The Commission considers that proposals requesting a contribution from the EU of between EUR 1 and 3 million (for the data integration activities under a) or about EUR 7 million (for the incubators under b) would allow this area to be addressed appropriately. Nonetheless, this does not preclude submission and selection of proposals requesting other amounts.

Europe lacks a systematic transfer of knowledge and technology across different sectors and there is an underdeveloped data sharing and linking culture. Traditionally, data has been collected and used for a certain purpose within sectorial ""silos"", while using data across sectors for offering new services opens new opportunities for solving business and societal challenges. The lack of agreed standards and formats, and the low rates of publishing data assets in machine discoverable formats further hold back data integration. The fact that textual data appears in many languages creates an additional challenge for sharing and linking such data. Finally, there is a lack in Europe of secure environments where researchers and SMEs can test innovative services and product ideas based on open data and business data.

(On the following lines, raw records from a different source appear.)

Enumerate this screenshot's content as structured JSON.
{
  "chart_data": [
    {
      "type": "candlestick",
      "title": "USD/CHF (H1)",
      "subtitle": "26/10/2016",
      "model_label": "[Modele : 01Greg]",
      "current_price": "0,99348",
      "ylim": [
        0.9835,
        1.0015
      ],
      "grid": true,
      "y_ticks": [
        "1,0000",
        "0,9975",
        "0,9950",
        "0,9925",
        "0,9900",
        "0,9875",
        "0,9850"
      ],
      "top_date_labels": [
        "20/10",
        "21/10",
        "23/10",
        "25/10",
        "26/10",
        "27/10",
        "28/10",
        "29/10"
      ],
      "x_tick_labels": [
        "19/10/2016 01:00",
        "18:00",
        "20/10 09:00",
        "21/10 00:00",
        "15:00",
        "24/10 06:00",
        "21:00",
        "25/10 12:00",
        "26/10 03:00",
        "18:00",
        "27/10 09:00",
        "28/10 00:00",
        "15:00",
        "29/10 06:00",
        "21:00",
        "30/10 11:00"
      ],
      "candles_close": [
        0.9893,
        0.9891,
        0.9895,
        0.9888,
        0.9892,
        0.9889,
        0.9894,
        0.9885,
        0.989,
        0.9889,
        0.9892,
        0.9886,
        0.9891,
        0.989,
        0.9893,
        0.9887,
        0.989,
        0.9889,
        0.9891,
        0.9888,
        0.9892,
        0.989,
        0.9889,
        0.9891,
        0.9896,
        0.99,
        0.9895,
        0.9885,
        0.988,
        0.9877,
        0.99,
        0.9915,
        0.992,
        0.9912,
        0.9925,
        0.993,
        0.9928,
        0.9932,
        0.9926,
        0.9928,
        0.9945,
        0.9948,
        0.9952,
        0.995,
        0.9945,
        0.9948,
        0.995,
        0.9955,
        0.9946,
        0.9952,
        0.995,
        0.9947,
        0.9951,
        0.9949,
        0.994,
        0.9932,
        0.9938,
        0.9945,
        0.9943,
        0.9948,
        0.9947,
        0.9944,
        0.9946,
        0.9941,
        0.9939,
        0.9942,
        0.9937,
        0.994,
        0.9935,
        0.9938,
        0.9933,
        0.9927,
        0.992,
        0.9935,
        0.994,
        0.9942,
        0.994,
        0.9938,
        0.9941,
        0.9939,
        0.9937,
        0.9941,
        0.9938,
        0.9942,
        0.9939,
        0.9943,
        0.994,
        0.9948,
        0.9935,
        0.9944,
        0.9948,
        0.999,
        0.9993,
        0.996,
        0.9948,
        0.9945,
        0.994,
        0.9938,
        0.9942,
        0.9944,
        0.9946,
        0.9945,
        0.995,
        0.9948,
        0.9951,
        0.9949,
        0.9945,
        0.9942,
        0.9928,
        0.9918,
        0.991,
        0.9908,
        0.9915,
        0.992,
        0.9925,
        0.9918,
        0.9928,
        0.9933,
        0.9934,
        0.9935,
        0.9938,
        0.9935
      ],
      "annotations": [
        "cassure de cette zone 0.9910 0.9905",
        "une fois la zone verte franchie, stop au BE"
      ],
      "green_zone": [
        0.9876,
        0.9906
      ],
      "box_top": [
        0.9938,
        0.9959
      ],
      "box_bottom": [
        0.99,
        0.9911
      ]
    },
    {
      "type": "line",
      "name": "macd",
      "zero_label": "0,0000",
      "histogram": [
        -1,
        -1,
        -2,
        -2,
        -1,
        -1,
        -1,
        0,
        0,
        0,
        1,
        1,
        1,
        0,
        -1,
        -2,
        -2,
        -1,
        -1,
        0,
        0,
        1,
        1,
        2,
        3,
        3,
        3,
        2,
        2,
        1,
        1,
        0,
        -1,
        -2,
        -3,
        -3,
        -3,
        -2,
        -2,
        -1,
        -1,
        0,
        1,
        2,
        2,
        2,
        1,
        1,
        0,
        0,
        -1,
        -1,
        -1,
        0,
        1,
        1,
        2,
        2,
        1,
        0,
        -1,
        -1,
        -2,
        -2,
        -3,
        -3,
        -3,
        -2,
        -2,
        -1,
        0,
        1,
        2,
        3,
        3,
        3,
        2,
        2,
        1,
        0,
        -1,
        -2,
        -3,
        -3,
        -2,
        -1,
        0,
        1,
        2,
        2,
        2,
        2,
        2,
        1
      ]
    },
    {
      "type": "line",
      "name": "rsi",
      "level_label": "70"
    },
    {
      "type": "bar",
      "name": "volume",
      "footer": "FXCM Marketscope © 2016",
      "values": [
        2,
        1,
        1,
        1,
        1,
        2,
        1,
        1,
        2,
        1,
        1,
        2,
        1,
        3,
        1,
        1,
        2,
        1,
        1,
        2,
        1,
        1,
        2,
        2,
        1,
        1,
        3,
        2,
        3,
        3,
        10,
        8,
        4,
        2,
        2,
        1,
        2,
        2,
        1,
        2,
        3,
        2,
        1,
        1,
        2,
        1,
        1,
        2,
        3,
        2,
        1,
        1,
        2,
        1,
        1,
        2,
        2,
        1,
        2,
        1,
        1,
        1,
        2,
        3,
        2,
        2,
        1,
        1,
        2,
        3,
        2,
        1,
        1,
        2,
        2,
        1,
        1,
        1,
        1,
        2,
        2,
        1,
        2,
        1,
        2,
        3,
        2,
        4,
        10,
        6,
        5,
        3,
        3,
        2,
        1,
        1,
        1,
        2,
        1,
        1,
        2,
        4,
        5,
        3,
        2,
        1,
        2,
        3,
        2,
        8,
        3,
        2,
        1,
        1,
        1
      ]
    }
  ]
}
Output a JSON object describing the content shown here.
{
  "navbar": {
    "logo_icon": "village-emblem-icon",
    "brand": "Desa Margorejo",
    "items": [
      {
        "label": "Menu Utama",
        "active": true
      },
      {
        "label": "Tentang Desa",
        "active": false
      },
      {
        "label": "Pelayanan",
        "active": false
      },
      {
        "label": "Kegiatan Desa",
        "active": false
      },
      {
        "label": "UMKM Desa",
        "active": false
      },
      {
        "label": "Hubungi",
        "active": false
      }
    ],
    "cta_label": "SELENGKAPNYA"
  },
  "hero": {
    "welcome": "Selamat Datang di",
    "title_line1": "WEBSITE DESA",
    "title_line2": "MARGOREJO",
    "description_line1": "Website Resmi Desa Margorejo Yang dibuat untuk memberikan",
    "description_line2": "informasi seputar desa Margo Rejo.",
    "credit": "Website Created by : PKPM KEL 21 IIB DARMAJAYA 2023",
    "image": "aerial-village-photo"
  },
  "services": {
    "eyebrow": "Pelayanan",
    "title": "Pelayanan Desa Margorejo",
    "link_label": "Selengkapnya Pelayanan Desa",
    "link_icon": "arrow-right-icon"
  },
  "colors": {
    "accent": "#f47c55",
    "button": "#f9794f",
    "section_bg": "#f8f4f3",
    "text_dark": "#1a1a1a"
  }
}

The challenge is to break these barriers and to foster exchange, linking and re-use, as well as to integrate data assets from multiple sectors and across languages and formats. A more specific challenge is to create a stimulating, encouraging and safe environment for experiments where not only data assets but also knowledge and technologies can be shared.

a. Data integration activities

  • Data integration activities will simplify data analytics carried out over datasets independently produced by different companies and shorten time to market for new products and services;
  • Substantial increase in the number and size of data sets processed and integrated by the data integration activities;
  • Substantial increase in the number of competitive services provided for integrating data across sectors;
  • Increase in revenue by 20% (by 2020) generated by European data companies through selling integrated data and data integration services offered.

b. Data experimentation incubators

  • At least 100 SMEs and web entrepreneurs, including start-ups, participate in data experimentation incubators;
  • 30% annual increase in the number of Big Data Value use cases supported by the data experimentation incubators;
  • Substantial increase in the total amount of data made available in the data experimentation incubators including closed data;
  • Emergence of innovative incubator concepts and business models that allow the incubator to continue operations past the end of the funded duration.